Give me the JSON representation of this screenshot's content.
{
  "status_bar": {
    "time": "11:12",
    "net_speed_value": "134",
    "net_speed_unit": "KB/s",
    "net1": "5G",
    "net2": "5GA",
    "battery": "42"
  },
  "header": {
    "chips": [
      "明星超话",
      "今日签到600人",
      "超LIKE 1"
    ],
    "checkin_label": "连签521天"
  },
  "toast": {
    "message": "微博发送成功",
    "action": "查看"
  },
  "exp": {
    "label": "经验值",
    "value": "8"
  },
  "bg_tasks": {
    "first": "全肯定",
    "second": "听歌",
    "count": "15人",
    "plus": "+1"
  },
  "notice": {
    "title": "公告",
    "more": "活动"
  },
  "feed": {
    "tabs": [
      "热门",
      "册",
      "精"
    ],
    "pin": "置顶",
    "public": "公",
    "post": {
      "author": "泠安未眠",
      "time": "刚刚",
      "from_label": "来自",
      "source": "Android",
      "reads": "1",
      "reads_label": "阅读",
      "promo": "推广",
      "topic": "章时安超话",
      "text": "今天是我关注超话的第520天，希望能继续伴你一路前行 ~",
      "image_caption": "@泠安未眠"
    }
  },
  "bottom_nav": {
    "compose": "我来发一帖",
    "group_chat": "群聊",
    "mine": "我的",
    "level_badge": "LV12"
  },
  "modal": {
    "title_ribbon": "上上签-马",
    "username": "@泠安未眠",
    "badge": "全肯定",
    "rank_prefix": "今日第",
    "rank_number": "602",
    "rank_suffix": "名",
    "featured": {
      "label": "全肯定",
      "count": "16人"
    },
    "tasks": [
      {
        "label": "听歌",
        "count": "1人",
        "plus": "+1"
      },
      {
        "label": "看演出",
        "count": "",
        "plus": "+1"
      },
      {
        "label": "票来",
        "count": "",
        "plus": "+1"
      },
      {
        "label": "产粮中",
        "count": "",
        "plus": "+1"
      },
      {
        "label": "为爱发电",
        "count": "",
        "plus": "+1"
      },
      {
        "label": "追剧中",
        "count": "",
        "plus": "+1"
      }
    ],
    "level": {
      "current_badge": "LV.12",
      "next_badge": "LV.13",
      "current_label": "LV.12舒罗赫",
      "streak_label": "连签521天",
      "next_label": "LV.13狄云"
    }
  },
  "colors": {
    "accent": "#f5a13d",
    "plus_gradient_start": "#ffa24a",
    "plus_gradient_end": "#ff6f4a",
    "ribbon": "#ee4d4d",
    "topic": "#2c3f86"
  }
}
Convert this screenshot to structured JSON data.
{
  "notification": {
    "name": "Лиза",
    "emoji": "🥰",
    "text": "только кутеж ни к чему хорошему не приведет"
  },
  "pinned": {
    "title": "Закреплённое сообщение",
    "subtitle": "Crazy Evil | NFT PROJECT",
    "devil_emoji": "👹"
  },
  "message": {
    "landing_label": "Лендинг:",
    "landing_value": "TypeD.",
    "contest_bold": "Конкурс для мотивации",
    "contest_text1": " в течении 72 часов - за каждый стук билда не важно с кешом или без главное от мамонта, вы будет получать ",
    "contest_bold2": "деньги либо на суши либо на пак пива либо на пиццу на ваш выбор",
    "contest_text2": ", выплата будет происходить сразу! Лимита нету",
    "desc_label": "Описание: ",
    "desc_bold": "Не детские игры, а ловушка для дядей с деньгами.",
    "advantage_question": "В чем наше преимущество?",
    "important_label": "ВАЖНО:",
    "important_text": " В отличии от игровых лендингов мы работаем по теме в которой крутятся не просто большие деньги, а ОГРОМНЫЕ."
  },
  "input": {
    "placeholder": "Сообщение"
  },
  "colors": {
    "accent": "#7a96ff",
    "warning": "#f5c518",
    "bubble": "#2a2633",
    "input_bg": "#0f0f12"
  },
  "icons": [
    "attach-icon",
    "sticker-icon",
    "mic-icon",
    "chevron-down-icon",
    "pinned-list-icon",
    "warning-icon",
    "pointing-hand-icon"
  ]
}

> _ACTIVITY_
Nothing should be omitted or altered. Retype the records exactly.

> _ANSWER BOX_
Give me the JSON representation of this screenshot's content.
{
  "status_bar": {
    "time": "11:12",
    "net_speed_value": "134",
    "net_speed_unit": "KB/s",
    "net1": "5G",
    "net2": "5GA",
    "battery": "42"
  },
  "header": {
    "chips": [
      "明星超话",
      "今日签到600人",
      "超LIKE 1"
    ],
    "checkin_label": "连签521天"
  },
  "toast": {
    "message": "微博发送成功",
    "action": "查看"
  },
  "exp": {
    "label": "经验值",
    "value": "8"
  },
  "bg_tasks": {
    "first": "全肯定",
    "second": "听歌",
    "count": "15人",
    "plus": "+1"
  },
  "notice": {
    "title": "公告",
    "more": "活动"
  },
  "feed": {
    "tabs": [
      "热门",
      "册",
      "精"
    ],
    "pin": "置顶",
    "public": "公",
    "post": {
      "author": "泠安未眠",
      "time": "刚刚",
      "from_label": "来自",
      "source": "Android",
      "reads": "1",
      "reads_label": "阅读",
      "promo": "推广",
      "topic": "章时安超话",
      "text": "今天是我关注超话的第520天，希望能继续伴你一路前行 ~",
      "image_caption": "@泠安未眠"
    }
  },
  "bottom_nav": {
    "compose": "我来发一帖",
    "group_chat": "群聊",
    "mine": "我的",
    "level_badge": "LV12"
  },
  "modal": {
    "title_ribbon": "上上签-马",
    "username": "@泠安未眠",
    "badge": "全肯定",
    "rank_prefix": "今日第",
    "rank_number": "602",
    "rank_suffix": "名",
    "featured": {
      "label": "全肯定",
      "count": "16人"
    },
    "tasks": [
      {
        "label": "听歌",
        "count": "1人",
        "plus": "+1"
      },
      {
        "label": "看演出",
        "count": "",
        "plus": "+1"
      },
      {
        "label": "票来",
        "count": "",
        "plus": "+1"
      },
      {
        "label": "产粮中",
        "count": "",
        "plus": "+1"
      },
      {
        "label": "为爱发电",
        "count": "",
        "plus": "+1"
      },
      {
        "label": "追剧中",
        "count": "",
        "plus": "+1"
      }
    ],
    "level": {
      "current_badge": "LV.12",
      "next_badge": "LV.13",
      "current_label": "LV.12舒罗赫",
      "streak_label": "连签521天",
      "next_label": "LV.13狄云"
    }
  },
  "colors": {
    "accent": "#f5a13d",
    "plus_gradient_start": "#ffa24a",
    "plus_gradient_end": "#ff6f4a",
    "ribbon": "#ee4d4d",
    "topic": "#2c3f86"
  }
}
Convert this screenshot to structured JSON data.
{
  "notification": {
    "name": "Лиза",
    "emoji": "🥰",
    "text": "только кутеж ни к чему хорошему не приведет"
  },
  "pinned": {
    "title": "Закреплённое сообщение",
    "subtitle": "Crazy Evil | NFT PROJECT",
    "devil_emoji": "👹"
  },
  "message": {
    "landing_label": "Лендинг:",
    "landing_value": "TypeD.",
    "contest_bold": "Конкурс для мотивации",
    "contest_text1": " в течении 72 часов - за каждый стук билда не важно с кешом или без главное от мамонта, вы будет получать ",
    "contest_bold2": "деньги либо на суши либо на пак пива либо на пиццу на ваш выбор",
    "contest_text2": ", выплата будет происходить сразу! Лимита нету",
    "desc_label": "Описание: ",
    "desc_bold": "Не детские игры, а ловушка для дядей с деньгами.",
    "advantage_question": "В чем наше преимущество?",
    "important_label": "ВАЖНО:",
    "important_text": " В отличии от игровых лендингов мы работаем по теме в которой крутятся не просто большие деньги, а ОГРОМНЫЕ."
  },
  "input": {
    "placeholder": "Сообщение"
  },
  "colors": {
    "accent": "#7a96ff",
    "warning": "#f5c518",
    "bubble": "#2a2633",
    "input_bg": "#0f0f12"
  },
  "icons": [
    "attach-icon",
    "sticker-icon",
    "mic-icon",
    "chevron-down-icon",
    "pinned-list-icon",
    "warning-icon",
    "pointing-hand-icon"
  ]
}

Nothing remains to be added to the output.